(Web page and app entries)
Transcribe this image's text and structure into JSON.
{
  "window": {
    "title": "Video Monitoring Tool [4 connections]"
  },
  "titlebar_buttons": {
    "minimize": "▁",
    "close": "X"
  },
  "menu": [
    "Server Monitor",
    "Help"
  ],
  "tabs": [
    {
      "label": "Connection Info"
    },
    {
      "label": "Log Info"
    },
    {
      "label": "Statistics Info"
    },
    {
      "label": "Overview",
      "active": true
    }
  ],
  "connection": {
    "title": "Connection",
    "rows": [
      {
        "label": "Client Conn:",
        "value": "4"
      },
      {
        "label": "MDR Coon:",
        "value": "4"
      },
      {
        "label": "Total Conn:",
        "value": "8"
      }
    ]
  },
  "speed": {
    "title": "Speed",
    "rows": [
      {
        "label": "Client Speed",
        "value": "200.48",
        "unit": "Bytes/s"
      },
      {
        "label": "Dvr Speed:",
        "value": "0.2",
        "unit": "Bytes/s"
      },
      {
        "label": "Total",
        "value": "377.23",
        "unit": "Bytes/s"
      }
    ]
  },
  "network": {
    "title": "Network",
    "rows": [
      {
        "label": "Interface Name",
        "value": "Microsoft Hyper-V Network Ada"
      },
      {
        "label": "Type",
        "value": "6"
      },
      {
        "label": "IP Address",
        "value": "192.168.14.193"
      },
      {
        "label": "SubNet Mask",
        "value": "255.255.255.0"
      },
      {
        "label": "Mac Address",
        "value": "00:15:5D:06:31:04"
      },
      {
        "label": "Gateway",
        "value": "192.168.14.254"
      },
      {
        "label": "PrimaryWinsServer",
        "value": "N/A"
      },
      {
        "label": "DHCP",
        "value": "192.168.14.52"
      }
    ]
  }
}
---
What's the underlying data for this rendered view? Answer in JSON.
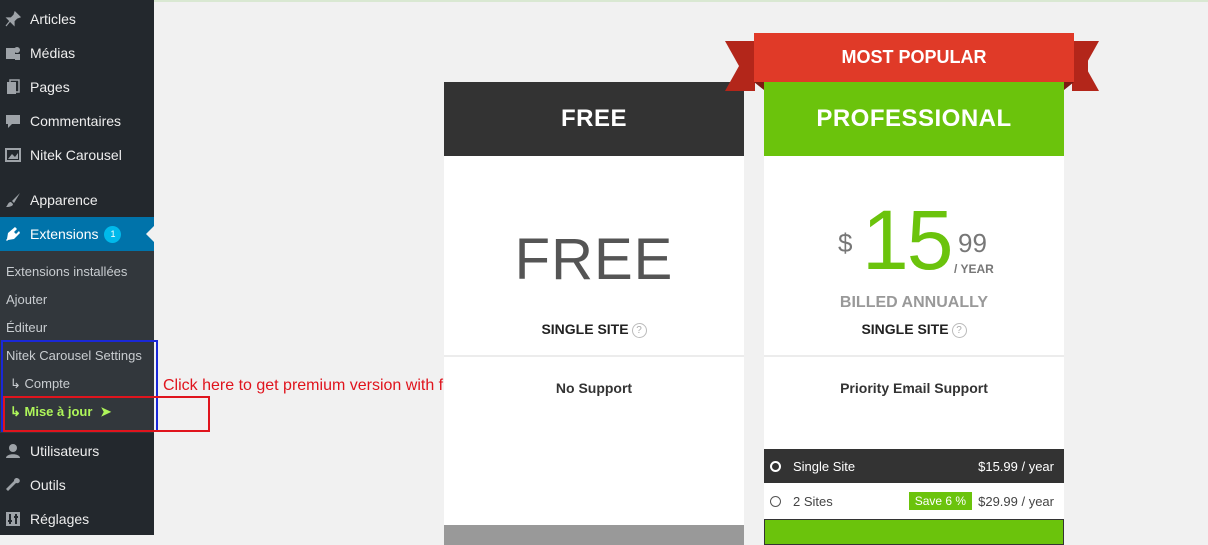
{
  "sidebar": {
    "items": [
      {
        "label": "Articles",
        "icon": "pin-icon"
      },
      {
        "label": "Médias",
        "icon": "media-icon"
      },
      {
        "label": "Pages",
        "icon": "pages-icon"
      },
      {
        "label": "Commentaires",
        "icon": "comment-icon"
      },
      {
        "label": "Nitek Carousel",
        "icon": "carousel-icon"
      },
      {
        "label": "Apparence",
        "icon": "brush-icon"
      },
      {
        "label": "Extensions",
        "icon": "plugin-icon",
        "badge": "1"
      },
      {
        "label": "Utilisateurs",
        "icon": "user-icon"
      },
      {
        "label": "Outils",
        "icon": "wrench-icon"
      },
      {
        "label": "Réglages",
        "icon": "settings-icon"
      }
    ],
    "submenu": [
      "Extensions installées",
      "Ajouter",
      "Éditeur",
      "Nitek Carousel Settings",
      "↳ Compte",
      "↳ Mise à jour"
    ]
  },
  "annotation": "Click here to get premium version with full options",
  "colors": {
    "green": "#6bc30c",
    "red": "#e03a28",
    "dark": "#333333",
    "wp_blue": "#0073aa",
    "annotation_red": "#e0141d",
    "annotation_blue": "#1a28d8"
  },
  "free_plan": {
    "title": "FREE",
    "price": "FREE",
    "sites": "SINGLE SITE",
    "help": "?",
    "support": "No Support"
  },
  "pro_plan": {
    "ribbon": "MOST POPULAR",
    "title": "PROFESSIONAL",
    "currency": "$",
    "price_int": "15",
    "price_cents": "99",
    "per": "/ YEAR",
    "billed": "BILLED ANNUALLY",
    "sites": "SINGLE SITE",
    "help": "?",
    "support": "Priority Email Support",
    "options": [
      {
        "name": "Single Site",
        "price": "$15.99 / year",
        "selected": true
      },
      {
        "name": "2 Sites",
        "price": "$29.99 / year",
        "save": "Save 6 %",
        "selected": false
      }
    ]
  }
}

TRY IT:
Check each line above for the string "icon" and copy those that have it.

RESPONSE BOX:
        "icon": "pin-icon"
        "icon": "media-icon"
        "icon": "pages-icon"
        "icon": "comment-icon"
        "icon": "carousel-icon"
        "icon": "brush-icon"
        "icon": "plugin-icon",
        "icon": "user-icon"
        "icon": "wrench-icon"
        "icon": "settings-icon"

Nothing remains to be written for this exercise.